Full-Screen Mode

An app window in full-screen mode offers a distraction-free working environment, often hiding toolbars, menus, and other standard controls until people want them. Some apps hide all controls to increase the focus on content — for example, QuickTime Player hides app controls while people are playing a movie.

A screenshot of a full-screen Calendar window on a MacBook Pro.

Enable full-screen windows only when it makes sense in your app. People appreciate full-screen mode when they want to perform an immersive task, but not every app enables such tasks. For example, Calculator doesn’t need to offer a full-screen experience, because people generally use it to perform calculations and paste the results into other locations.

Use the system-provided full-screen experience. Using the system’s full-screen support ensures that your full-screen window works well in all contexts. For developer guidance, see toggleFullScreen(_:).

If you use custom full-screen support, rely on system-defined areas to keep your full-screen window content unobscured. On some Macs, the camera housing occupies an area at the top-center of the screen. Using the system’s full-screen support automatically accounts for this area; if you use a custom full-screen experience, you need to account for this area as you position your content. The system provides two ways to help you position content when using a custom full-screen experience:

  • The safeAreaInsets property contains top, bottom, left, and right values that define the safe area of the screen. Use the top value to inset your content from the top of the screen so that it remains unobscured.
  • The auxiliaryTopLeftArea and auxiliaryTopRightArea properties define the rectangles at the top of the screen that represent unobscured areas left and right of the camera housing and outside of the safe area.

Keep the toolbar visible when it’s necessary for accomplishing tasks; hide it when the focus is on content. You can set a full-screen window to show the toolbar all the time, or only when people move the pointer to the top of the screen.

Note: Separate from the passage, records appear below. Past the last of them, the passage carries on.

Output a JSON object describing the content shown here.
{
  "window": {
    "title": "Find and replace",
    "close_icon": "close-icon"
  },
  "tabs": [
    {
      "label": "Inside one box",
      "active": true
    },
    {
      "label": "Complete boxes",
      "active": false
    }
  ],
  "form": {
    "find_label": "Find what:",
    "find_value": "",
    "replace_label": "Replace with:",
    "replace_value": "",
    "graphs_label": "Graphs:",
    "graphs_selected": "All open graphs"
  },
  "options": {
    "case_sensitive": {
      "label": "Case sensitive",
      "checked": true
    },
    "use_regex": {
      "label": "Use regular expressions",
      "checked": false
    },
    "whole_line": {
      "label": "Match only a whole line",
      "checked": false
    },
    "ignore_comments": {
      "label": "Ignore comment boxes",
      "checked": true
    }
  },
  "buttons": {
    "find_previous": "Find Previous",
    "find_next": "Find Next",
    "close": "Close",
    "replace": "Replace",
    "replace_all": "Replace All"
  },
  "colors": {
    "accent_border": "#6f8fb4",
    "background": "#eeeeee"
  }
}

Calendar, for example, always displays the toolbar, providing quick access to essential navigation and schedule-management controls. On the other hand, Preview hides the toolbar so people can focus on reading or viewing content.

Maintain access to essential features. Make sure all essential tools remain available in the full-screen environment. People need to be able to complete tasks without exiting full-screen mode.

TIP On equipped MacBook Pro models, you can use the Touch Bar to provide direct access to common functions without displaying controls on top of other content or requiring people to move the pointer. For guidance, see Touch Bar > Design Fundamentals.

Configure auxiliary windows for use in full-screen mode. Full-screen auxiliary windows need proper configuration to display above full-screen content. For developer guidance, see fullScreenAuxiliary.

Give people convenient ways to access the file system during full-screen mode. Don’t make people exit full-screen mode to open files, import images, save files, or perform other file system interactions. For example, you might implement a built-in image browser that lets people import images while they’re in full-screen mode.

Take advantage of the full-screen space, but keep your interface transitions smooth. Most windows grow in width and height when they enter full-screen mode. To ensure your window fits well into the full-screen space, and to elevate essential areas, consider subtly adjusting the proportions of your interface. If this makes sense in your app, avoid jarring transitions and make sure your interface remains instantly recognizable.

Always let people enter Mission Control. Even when your app is the only thing in focus, people expect to invoke Mission Control to preview and navigate other open windows, full-screen apps, desktops, and spaces. Respect the keyboard shortcuts and gestures people use to enter Mission Control, regardless of the type of experience your app enables.

After people switch away from your full-screen app, help them resume where they left off when they return. For example, a game or a slideshow needs to pause automatically when people leave the app so they don’t miss anything.

Let people choose when to exit full-screen mode. Avoid exiting full-screen mode automatically when people switch to another app or when they finish an activity, like playing a movie or game.

In general, let people reveal the Dock. It’s important to preserve access to the Dock when your app is in full-screen mode so people can quickly open apps and other Dock items. An exception to this is in an immersive game where the edges of the screen enable part of the experience.